◆ Task requirements
This exercise asks for every line of the material that includes the word "watermark".

Start of Input data

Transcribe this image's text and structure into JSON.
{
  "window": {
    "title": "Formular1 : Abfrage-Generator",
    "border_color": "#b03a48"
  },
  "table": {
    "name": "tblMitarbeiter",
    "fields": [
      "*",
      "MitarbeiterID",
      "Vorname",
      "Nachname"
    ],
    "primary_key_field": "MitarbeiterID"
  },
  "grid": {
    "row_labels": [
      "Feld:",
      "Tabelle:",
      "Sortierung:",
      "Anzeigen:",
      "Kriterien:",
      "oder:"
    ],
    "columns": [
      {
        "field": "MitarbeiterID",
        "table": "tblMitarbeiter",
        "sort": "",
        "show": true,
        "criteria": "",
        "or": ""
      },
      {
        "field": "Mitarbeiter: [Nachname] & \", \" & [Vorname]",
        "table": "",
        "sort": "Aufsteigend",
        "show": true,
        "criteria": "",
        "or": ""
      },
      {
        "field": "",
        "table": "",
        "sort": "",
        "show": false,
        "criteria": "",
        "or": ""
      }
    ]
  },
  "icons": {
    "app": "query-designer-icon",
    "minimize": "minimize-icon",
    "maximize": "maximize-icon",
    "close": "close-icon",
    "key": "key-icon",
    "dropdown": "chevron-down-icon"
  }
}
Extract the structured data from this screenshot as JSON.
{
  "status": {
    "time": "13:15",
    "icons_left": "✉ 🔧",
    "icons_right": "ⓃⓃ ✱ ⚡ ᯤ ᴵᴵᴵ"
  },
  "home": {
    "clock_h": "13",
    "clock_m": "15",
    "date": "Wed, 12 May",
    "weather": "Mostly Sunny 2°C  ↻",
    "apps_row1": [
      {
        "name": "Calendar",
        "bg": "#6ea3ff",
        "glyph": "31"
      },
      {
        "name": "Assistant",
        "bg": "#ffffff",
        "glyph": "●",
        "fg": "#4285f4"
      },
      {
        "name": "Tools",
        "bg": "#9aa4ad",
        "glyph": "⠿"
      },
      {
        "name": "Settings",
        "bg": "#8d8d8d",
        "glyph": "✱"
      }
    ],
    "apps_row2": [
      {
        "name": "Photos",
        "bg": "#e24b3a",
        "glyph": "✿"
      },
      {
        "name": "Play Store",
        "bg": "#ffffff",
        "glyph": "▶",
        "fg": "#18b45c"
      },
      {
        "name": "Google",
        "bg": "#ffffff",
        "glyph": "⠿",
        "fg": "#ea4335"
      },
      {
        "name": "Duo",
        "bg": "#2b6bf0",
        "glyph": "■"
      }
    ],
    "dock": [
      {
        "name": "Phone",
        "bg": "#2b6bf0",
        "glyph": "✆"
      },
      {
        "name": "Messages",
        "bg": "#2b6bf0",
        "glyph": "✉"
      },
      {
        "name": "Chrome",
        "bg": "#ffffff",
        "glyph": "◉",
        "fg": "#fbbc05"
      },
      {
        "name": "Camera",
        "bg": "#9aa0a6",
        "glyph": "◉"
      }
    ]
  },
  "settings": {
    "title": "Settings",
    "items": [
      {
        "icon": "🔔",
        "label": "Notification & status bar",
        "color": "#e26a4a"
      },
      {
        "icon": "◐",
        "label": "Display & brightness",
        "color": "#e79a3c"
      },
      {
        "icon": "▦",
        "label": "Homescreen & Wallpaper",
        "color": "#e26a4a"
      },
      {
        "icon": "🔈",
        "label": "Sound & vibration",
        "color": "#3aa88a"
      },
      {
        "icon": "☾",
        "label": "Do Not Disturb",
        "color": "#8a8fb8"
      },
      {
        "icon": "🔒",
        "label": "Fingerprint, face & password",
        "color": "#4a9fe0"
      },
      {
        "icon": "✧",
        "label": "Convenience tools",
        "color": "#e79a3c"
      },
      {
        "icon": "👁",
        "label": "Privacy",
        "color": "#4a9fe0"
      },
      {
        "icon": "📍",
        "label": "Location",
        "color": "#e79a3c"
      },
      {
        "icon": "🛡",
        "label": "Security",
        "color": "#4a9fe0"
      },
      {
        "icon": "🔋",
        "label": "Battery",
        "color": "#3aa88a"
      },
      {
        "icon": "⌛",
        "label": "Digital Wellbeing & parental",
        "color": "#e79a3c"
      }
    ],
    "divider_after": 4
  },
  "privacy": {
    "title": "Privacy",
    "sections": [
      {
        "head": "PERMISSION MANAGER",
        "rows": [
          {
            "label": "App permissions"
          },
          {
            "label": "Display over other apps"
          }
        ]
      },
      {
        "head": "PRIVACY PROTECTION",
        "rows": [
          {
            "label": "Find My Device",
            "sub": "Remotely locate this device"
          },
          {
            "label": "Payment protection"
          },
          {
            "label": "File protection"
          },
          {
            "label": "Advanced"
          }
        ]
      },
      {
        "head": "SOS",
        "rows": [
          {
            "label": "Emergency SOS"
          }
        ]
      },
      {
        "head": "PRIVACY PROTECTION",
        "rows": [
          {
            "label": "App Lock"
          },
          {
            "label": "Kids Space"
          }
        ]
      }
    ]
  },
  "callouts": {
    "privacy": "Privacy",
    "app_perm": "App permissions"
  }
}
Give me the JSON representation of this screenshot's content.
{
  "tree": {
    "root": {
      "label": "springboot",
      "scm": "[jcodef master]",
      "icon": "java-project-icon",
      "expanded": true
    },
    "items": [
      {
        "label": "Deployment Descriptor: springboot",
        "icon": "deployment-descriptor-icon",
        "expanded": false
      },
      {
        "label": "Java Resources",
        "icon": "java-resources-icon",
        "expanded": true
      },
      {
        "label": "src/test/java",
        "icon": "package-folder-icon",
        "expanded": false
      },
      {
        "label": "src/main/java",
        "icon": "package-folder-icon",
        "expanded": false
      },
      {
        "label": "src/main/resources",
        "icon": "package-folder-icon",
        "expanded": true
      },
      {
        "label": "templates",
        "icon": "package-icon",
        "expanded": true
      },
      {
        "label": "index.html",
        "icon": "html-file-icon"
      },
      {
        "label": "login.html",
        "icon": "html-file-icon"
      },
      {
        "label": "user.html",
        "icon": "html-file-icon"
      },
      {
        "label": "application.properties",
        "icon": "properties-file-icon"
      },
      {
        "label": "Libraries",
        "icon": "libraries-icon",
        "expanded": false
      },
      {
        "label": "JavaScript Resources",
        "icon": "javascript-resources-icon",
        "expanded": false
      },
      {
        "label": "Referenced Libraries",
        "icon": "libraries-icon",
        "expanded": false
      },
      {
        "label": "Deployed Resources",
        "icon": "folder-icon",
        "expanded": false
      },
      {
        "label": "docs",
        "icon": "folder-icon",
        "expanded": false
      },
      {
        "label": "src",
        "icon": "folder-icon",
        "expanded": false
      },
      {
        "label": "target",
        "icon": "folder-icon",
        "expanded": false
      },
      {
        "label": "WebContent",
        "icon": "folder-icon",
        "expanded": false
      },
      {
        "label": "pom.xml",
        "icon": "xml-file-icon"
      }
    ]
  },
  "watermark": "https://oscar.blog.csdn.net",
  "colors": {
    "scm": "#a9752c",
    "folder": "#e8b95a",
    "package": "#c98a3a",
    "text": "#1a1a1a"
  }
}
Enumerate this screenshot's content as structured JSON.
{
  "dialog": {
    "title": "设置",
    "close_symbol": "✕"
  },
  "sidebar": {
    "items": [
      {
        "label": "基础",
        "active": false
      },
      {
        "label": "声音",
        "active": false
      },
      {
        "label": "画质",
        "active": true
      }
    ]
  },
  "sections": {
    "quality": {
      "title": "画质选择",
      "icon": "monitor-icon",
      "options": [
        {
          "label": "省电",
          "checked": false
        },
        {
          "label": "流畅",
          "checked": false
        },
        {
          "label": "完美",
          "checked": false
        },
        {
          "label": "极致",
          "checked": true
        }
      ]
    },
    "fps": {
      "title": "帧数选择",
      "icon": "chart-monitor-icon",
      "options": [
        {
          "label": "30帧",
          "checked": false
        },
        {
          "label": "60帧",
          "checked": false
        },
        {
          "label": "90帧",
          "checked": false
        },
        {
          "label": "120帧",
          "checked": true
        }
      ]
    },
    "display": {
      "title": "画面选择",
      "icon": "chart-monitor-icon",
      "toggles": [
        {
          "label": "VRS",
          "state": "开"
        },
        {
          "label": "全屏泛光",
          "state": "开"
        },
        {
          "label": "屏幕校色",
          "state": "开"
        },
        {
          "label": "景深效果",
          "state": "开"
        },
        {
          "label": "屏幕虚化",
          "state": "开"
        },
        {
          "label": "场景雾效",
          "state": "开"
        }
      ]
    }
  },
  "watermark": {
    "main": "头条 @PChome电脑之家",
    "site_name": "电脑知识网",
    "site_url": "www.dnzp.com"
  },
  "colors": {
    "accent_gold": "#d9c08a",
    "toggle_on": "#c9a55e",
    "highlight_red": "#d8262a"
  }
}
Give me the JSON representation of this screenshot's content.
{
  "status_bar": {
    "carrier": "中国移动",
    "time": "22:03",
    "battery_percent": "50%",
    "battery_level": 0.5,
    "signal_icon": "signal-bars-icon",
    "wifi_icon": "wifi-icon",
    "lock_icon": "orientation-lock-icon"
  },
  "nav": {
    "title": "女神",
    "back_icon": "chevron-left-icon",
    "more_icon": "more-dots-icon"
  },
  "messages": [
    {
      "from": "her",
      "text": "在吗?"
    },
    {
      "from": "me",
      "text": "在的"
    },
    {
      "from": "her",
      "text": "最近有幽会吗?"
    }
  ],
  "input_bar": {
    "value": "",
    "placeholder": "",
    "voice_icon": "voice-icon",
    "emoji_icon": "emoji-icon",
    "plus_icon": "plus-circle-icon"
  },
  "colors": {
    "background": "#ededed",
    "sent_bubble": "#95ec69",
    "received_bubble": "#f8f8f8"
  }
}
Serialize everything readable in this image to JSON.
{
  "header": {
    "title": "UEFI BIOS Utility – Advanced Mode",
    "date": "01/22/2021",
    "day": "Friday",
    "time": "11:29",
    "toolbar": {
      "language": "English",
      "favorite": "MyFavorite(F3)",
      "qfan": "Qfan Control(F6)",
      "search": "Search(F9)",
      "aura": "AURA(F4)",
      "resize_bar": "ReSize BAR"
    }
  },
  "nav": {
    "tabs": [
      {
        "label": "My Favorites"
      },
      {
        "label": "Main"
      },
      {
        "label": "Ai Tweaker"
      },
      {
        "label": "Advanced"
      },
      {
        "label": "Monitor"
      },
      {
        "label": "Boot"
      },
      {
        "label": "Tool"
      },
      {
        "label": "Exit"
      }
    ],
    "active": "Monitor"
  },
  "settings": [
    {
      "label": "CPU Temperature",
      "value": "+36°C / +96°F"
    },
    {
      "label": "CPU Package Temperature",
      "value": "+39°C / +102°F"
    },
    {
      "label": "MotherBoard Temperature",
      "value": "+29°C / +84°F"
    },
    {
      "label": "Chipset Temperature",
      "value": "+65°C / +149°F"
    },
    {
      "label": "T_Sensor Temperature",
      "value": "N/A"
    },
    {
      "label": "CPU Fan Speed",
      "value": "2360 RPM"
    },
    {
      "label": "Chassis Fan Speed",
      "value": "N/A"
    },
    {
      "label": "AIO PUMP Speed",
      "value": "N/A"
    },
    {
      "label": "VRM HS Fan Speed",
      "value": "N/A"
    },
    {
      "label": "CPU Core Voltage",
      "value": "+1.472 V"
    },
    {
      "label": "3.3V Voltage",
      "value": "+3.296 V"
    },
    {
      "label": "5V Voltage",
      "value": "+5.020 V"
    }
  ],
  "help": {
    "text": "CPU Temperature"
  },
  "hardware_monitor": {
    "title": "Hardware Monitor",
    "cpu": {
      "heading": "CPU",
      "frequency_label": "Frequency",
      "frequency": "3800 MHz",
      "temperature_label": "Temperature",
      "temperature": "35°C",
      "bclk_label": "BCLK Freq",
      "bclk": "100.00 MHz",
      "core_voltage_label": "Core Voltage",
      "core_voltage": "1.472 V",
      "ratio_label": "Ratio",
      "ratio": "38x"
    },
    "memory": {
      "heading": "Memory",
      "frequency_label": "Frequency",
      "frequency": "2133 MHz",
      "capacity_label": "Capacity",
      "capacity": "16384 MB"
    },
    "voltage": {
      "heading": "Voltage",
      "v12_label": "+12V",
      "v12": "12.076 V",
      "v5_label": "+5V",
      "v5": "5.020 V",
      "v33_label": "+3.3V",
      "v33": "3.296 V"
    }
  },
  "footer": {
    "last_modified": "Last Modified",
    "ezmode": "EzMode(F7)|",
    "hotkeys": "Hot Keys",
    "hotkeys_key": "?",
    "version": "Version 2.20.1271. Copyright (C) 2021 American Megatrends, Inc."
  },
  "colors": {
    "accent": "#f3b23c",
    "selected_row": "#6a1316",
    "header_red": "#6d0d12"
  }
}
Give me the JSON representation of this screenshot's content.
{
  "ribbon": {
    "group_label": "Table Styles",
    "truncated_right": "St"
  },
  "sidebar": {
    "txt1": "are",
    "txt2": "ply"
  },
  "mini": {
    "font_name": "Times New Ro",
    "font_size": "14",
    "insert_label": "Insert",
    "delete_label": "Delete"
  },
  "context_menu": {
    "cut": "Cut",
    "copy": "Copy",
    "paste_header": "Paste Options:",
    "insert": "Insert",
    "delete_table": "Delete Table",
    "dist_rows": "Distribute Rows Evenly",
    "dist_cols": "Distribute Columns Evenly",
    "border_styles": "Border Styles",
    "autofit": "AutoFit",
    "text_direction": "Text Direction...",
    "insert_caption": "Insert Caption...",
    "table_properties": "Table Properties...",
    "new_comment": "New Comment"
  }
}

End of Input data

◆ Answer section
  "watermark": "https://oscar.blog.csdn.net",
  "watermark": {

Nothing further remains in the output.